"It's like you're in a different club," muses broadcaster Venetia Quick over a cup of coffee. "You might have friends for 40 years and then suddenly you know something that they don't know and you're living a totally different thing. And you're glad for them that they aren't in that club."
Sasha Hamrogue nods. "That's why we found each other."
The exclusive club the two women are talking about is one nobody ever asks to join, but one to which many reluctantly gain admission. It’s a circle of people who have endured the loss of a parent, sibling, spouse or child, and been forced to navigate the ensuing maelstrom of grief, loneliness and isolation.
Both women are intimately familiar with all of the above. When she was in her 30s, Hamrogue lost both her mother and father to lung cancer.
"I went through a very difficult time," says Hamrogue, who later wrote an article for the Guardian about her experience of losing both parents to cancer.
Last year, Quick lost her husband, the well-known club promoter Martin Thomas, just five months after he, too, was diagnosed with lung cancer.
“He had cancer but he dropped dead at home in front of two of my kids,” says Quick. “He had been given a 10 per cent chance of five years and he got five months.”
Following her husband's sudden and untimely passing, Quick sought to keep busy and threw herself into various different projects. She joined forces with Hamrogue to create Grief Encounters podcast, which explores grief in all its facets. Each episode sees the pair interview a guest about their own personal experiences with loss.
According to Hamrogue, their aim is “to bring the conversation out of the darkness and into the light a little bit”.
They are part of a new wave of podcasters and public figures who are facilitating an open dialogue on the subject.

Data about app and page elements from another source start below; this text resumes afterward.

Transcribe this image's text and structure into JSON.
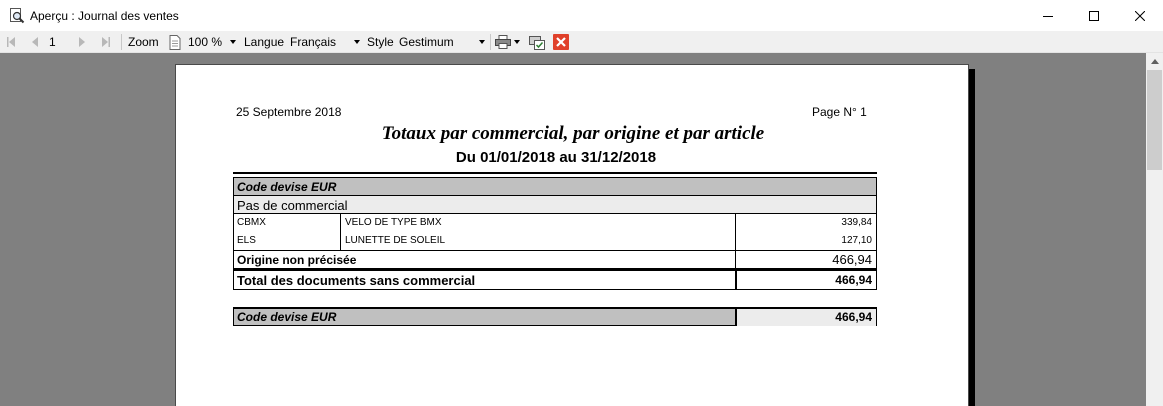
{
  "window": {
    "title": "Aperçu : Journal des ventes"
  },
  "toolbar": {
    "page_number": "1",
    "zoom_label": "Zoom",
    "zoom_value": "100 %",
    "language_label": "Langue",
    "language_value": "Français",
    "style_label": "Style",
    "style_value": "Gestimum"
  },
  "report": {
    "date": "25 Septembre 2018",
    "page": "Page N° 1",
    "title": "Totaux par commercial, par origine et par article",
    "subtitle": "Du 01/01/2018 au 31/12/2018",
    "currency_header": "Code devise EUR",
    "commercial_header": "Pas de commercial",
    "rows": [
      {
        "code": "CBMX",
        "description": "VELO DE TYPE BMX",
        "amount": "339,84"
      },
      {
        "code": "ELS",
        "description": "LUNETTE DE SOLEIL",
        "amount": "127,10"
      }
    ],
    "origin_label": "Origine non précisée",
    "origin_total": "466,94",
    "commercial_total_label": "Total des documents sans commercial",
    "commercial_total": "466,94",
    "currency_total_label": "Code devise EUR",
    "currency_total": "466,94"
  },
  "colors": {
    "header_gray": "#c0c0c0",
    "subheader_gray": "#ececec",
    "workarea_gray": "#808080",
    "close_red": "#e0402a"
  }
}
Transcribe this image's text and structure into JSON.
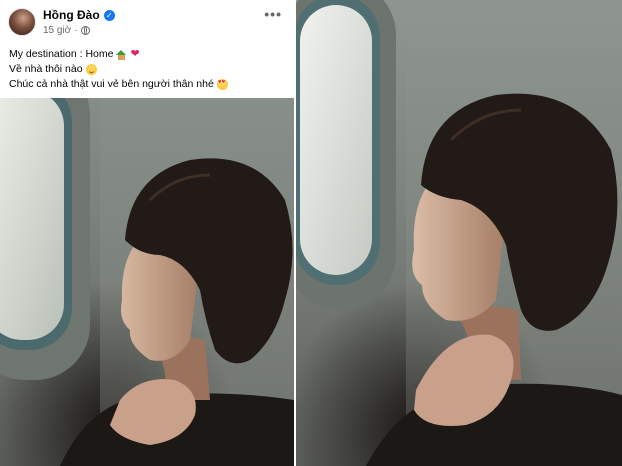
{
  "post": {
    "author": "Hồng Đào",
    "verified_badge": "✓",
    "time": "15 giờ",
    "separator": "·",
    "privacy_icon": "globe-icon",
    "more_icon": "•••",
    "lines": [
      "My destination : Home",
      "Về nhà thôi nào",
      "Chúc cả nhà thật vui vẻ bên người thân nhé"
    ],
    "line_emojis": [
      [
        "house-with-garden-emoji",
        "red-heart-emoji"
      ],
      [
        "smiling-face-emoji"
      ],
      [
        "heart-eyes-emoji"
      ]
    ]
  },
  "photos": [
    {
      "name": "photo-left",
      "subject": "woman looking out airplane window"
    },
    {
      "name": "photo-right",
      "subject": "woman looking out airplane window"
    }
  ],
  "colors": {
    "verified": "#1877f2",
    "secondary_text": "#65676b",
    "primary_text": "#050505",
    "heart": "#e0245e"
  }
}
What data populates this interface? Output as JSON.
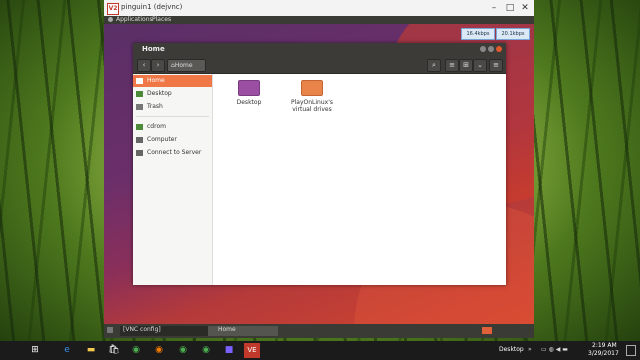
{
  "vnc": {
    "title": "pinguin1 (dejvnc)",
    "menu": [
      "Applications",
      "Places"
    ]
  },
  "speeds": [
    "16.4kbps",
    "20.1kbps"
  ],
  "file_manager": {
    "title": "Home",
    "path_button": "Home",
    "sidebar": [
      {
        "label": "Home",
        "icon": "home-icon",
        "active": true
      },
      {
        "label": "Desktop",
        "icon": "desktop-icon",
        "active": false
      },
      {
        "label": "Trash",
        "icon": "trash-icon",
        "active": false
      },
      {
        "label": "cdrom",
        "icon": "drive-icon",
        "active": false
      },
      {
        "label": "Computer",
        "icon": "computer-icon",
        "active": false
      },
      {
        "label": "Connect to Server",
        "icon": "server-icon",
        "active": false
      }
    ],
    "files": [
      {
        "label": "Desktop",
        "icon": "folder-icon",
        "color": "#9b4fa3"
      },
      {
        "label": "PlayOnLinux's virtual drives",
        "icon": "folder-icon",
        "color": "#e8834a"
      }
    ]
  },
  "bottom_panel": {
    "item1": "[VNC config]",
    "item2": "Home"
  },
  "taskbar": {
    "desktop_label": "Desktop",
    "time": "2:19 AM",
    "date": "3/29/2017"
  },
  "colors": {
    "accent": "#f07746",
    "panel": "#3c3b37"
  }
}
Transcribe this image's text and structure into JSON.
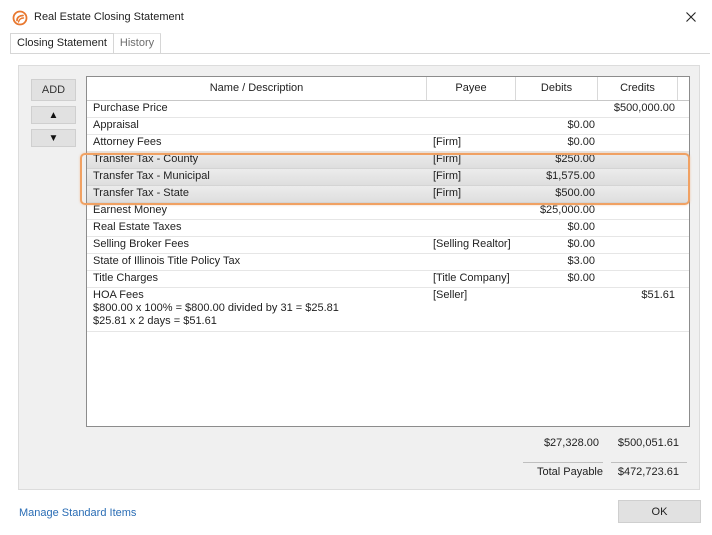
{
  "window": {
    "title": "Real Estate Closing Statement",
    "brand_color": "#e8772e"
  },
  "tabs": [
    {
      "label": "Closing Statement",
      "active": true
    },
    {
      "label": "History",
      "active": false
    }
  ],
  "side_buttons": {
    "add": "ADD",
    "up": "▲",
    "down": "▼"
  },
  "grid": {
    "columns": [
      "Name / Description",
      "Payee",
      "Debits",
      "Credits"
    ],
    "rows": [
      {
        "name": "Purchase Price",
        "payee": "",
        "debit": "",
        "credit": "$500,000.00"
      },
      {
        "name": "Appraisal",
        "payee": "",
        "debit": "$0.00",
        "credit": ""
      },
      {
        "name": "Attorney Fees",
        "payee": "[Firm]",
        "debit": "$0.00",
        "credit": ""
      },
      {
        "name": "Transfer Tax - County",
        "payee": "[Firm]",
        "debit": "$250.00",
        "credit": ""
      },
      {
        "name": "Transfer Tax - Municipal",
        "payee": "[Firm]",
        "debit": "$1,575.00",
        "credit": ""
      },
      {
        "name": "Transfer Tax - State",
        "payee": "[Firm]",
        "debit": "$500.00",
        "credit": ""
      },
      {
        "name": "Earnest Money",
        "payee": "",
        "debit": "$25,000.00",
        "credit": ""
      },
      {
        "name": "Real Estate Taxes",
        "payee": "",
        "debit": "$0.00",
        "credit": ""
      },
      {
        "name": "Selling Broker Fees",
        "payee": "[Selling Realtor]",
        "debit": "$0.00",
        "credit": ""
      },
      {
        "name": "State of Illinois Title Policy Tax",
        "payee": "",
        "debit": "$3.00",
        "credit": ""
      },
      {
        "name": "Title Charges",
        "payee": "[Title Company]",
        "debit": "$0.00",
        "credit": ""
      }
    ],
    "hoa": {
      "name": "HOA Fees",
      "line1": "$800.00 x 100% = $800.00 divided by 31 = $25.81",
      "line2": "$25.81 x 2 days = $51.61",
      "payee": "[Seller]",
      "debit": "",
      "credit": "$51.61"
    }
  },
  "totals": {
    "debits": "$27,328.00",
    "credits": "$500,051.61",
    "payable_label": "Total Payable",
    "payable_value": "$472,723.61"
  },
  "footer": {
    "manage_link": "Manage Standard Items",
    "ok": "OK"
  }
}
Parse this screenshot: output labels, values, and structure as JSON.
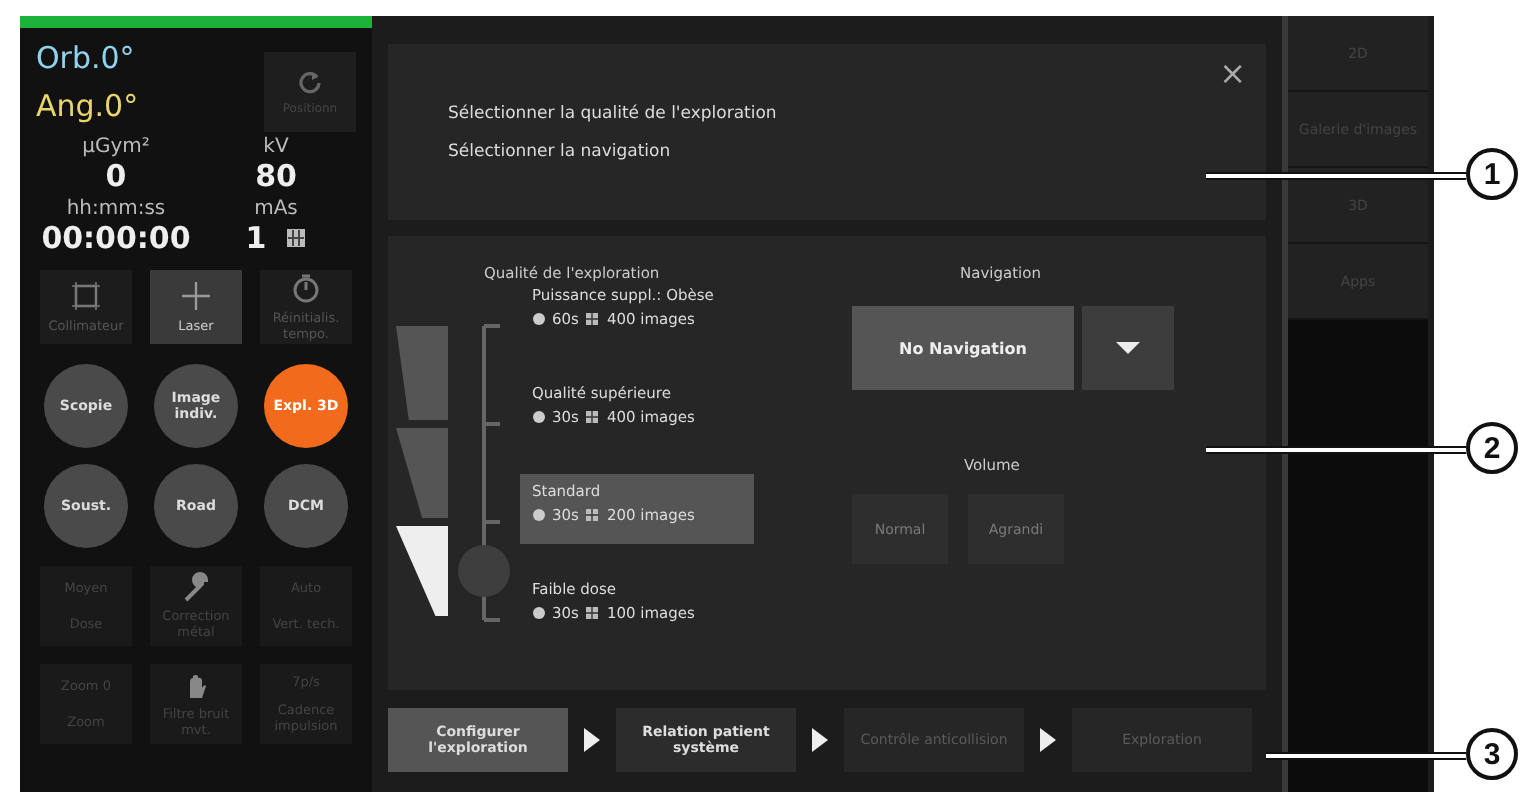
{
  "readouts": {
    "orbital": "Orb.0°",
    "angular": "Ang.0°"
  },
  "position_button": {
    "label": "Positionn",
    "disabled": true
  },
  "measures": [
    {
      "label": "µGym²",
      "value": "0"
    },
    {
      "label": "kV",
      "value": "80"
    },
    {
      "label": "hh:mm:ss",
      "value": "00:00:00"
    },
    {
      "label": "mAs",
      "value": "1"
    }
  ],
  "tools": [
    {
      "kind": "collimator",
      "label": "Collimateur",
      "disabled": true
    },
    {
      "kind": "laser",
      "label": "Laser",
      "disabled": false
    },
    {
      "kind": "timer",
      "label": "Réinitialis. tempo.",
      "disabled": true
    }
  ],
  "modes": [
    {
      "label": "Scopie",
      "selected": false
    },
    {
      "label": "Image indiv.",
      "selected": false
    },
    {
      "label": "Expl. 3D",
      "selected": true
    },
    {
      "label": "Soust.",
      "selected": false
    },
    {
      "label": "Road",
      "selected": false
    },
    {
      "label": "DCM",
      "selected": false
    }
  ],
  "settings": [
    {
      "kind": "value",
      "value": "Moyen",
      "label": "Dose",
      "disabled": true
    },
    {
      "kind": "wrench",
      "label": "Correction métal",
      "disabled": true
    },
    {
      "kind": "value",
      "value": "Auto",
      "label": "Vert. tech.",
      "disabled": true
    },
    {
      "kind": "value",
      "value": "Zoom 0",
      "label": "Zoom",
      "disabled": true
    },
    {
      "kind": "hand",
      "label": "Filtre bruit mvt.",
      "disabled": true
    },
    {
      "kind": "value",
      "value": "7p/s",
      "label": "Cadence impulsion",
      "disabled": true
    }
  ],
  "dialog": {
    "lines": [
      "Sélectionner la qualité de l'exploration",
      "Sélectionner la navigation"
    ],
    "close": "×"
  },
  "quality": {
    "title": "Qualité de l'exploration",
    "levels": [
      {
        "name": "Puissance suppl.: Obèse",
        "time": "60s",
        "images": "400 images",
        "selected": false
      },
      {
        "name": "Qualité supérieure",
        "time": "30s",
        "images": "400 images",
        "selected": false
      },
      {
        "name": "Standard",
        "time": "30s",
        "images": "200 images",
        "selected": true
      },
      {
        "name": "Faible dose",
        "time": "30s",
        "images": "100 images",
        "selected": false
      }
    ]
  },
  "navigation": {
    "title": "Navigation",
    "value": "No Navigation"
  },
  "volume": {
    "title": "Volume",
    "buttons": [
      {
        "label": "Normal",
        "disabled": true
      },
      {
        "label": "Agrandi",
        "disabled": true
      }
    ]
  },
  "steps": [
    {
      "label": "Configurer l'exploration",
      "selected": true,
      "disabled": false
    },
    {
      "label": "Relation patient système",
      "selected": false,
      "disabled": false
    },
    {
      "label": "Contrôle anticollision",
      "selected": false,
      "disabled": true
    },
    {
      "label": "Exploration",
      "selected": false,
      "disabled": true
    }
  ],
  "side_tabs": [
    {
      "label": "2D"
    },
    {
      "label": "Galerie d'images"
    },
    {
      "label": "3D"
    },
    {
      "label": "Apps"
    }
  ],
  "callouts": [
    "1",
    "2",
    "3"
  ]
}
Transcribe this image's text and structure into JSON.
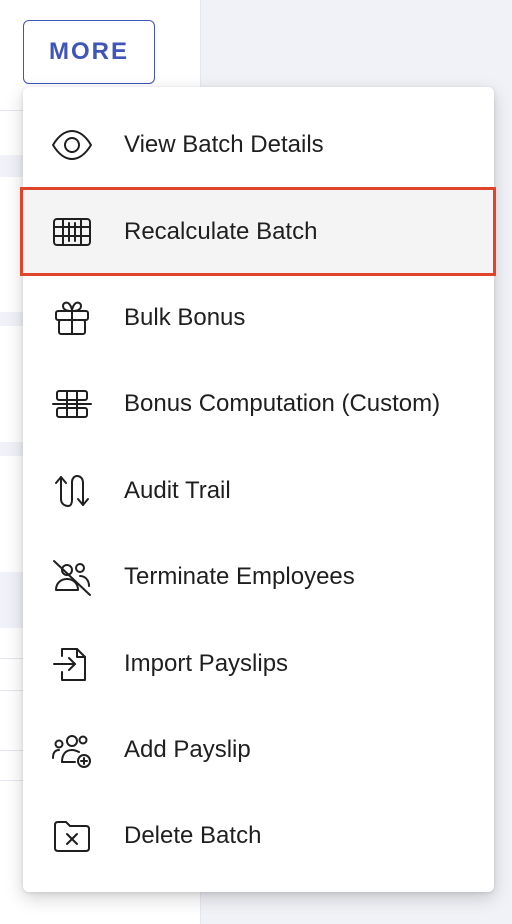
{
  "more_button": {
    "label": "MORE"
  },
  "menu": {
    "items": [
      {
        "label": "View Batch Details",
        "icon": "eye-icon"
      },
      {
        "label": "Recalculate Batch",
        "icon": "calculator-grid-icon",
        "highlighted": true
      },
      {
        "label": "Bulk Bonus",
        "icon": "gift-icon"
      },
      {
        "label": "Bonus Computation (Custom)",
        "icon": "computation-grid-icon"
      },
      {
        "label": "Audit Trail",
        "icon": "up-down-arrows-icon"
      },
      {
        "label": "Terminate Employees",
        "icon": "users-off-icon"
      },
      {
        "label": "Import Payslips",
        "icon": "file-import-icon"
      },
      {
        "label": "Add Payslip",
        "icon": "users-add-icon"
      },
      {
        "label": "Delete Batch",
        "icon": "folder-delete-icon"
      }
    ]
  },
  "colors": {
    "accent": "#3f56b8",
    "highlight_border": "#e0442a",
    "highlight_bg": "#f4f4f4"
  }
}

In the UK, comedian Cariad Lloyd has won praise for her Griefcast podcast, in which she chats with comedians, writers and performers about the death of a loved one. Memorable guests have included Aisling Bea, Robert Webb, David Baddiel and Adam Buxton. It is by turns funny, raw and deeply moving.
More recently, Catastrophe star Rob Delaney has won praise for speaking publicly about the death of this two-year-old son Henry, who died from cancer last year. "I speak publicly about Henry in an effort to destigmatise grief," he tweeted on St Stephens' Day. "My family is sad & in pain because our beautiful 2 yr old boy died after a long illness. Why wouldn't we be sad? Why wouldn't we be angry and confused?"
It's on this sadness, anger and confusion that the hosts of Grief Encounters want to shed a light.
“It changes your life, it changes your kids’ lives, and it changes how you look at life,” says Quick. “It changes how you act and it changes how you do certain things.”
“Grief is not an easily placated thing,” adds Hamrogue. “There are no platitudes that are going to fix it. There are all sorts of things that come with it – anger, fear, anxiety. We wanted to talk about all of those things in a really open way.”
"In Ireland, we're great at funerals and wakes and showing up. People show up in droves. What we have to look at is how we're there after those first few days."
To date, the pair have spoken to public figures such as Mikey Graham and Paul Harrington, as well as Kathleen Chada, whose sons Eoghan and Ruairi were murdered by their father in 2013.
“I feel very humbled to have met somebody like her,” says Quick of their interview with Chada. “Having an outlet for people like Kathleen to tell their story is really important because it gives other people that reassurance that it will never be the same but you will come out the other side.”
Not only does the podcast aim to provide comfort and solace to those in mourning, it also affords people the opportunity to talk about their loved ones.
“I think that’s something people are scared of when somebody dies,” says Quick. “It’s almost like, ‘Don’t mention the war, sweep it under the carpet’.”
“Rob Delaney talks a lot about how you’re not bringing the person up,” says Hamrogue. “The person is thinking about the person they have lost already. What we have felt on the podcast is we get to ask people questions about people they’ve loved and you can see in all of the interviews they just light up the minute you ask them.”
Both women hope these in-depth conversations will normalise the discourse around grief and help people to feel less alone. Moreover, they hope to provide people who have not suffered a significant loss of their own with the tools to support those who have.
“What struck me is that so many people haven’t been in that situation and they feel helpless,” says Quick. “They don’t know what to do or say. So hopefully the podcast can help people help their friends or their parents or whoever it may be and understand what they’re going through a little bit more.”
More than anything, though, it’s a chance to channel their own pain and heartbreak into something worthwhile.
“It keeps Martin alive a little bit,” says Quick. “It’s something positive to come from something shit.”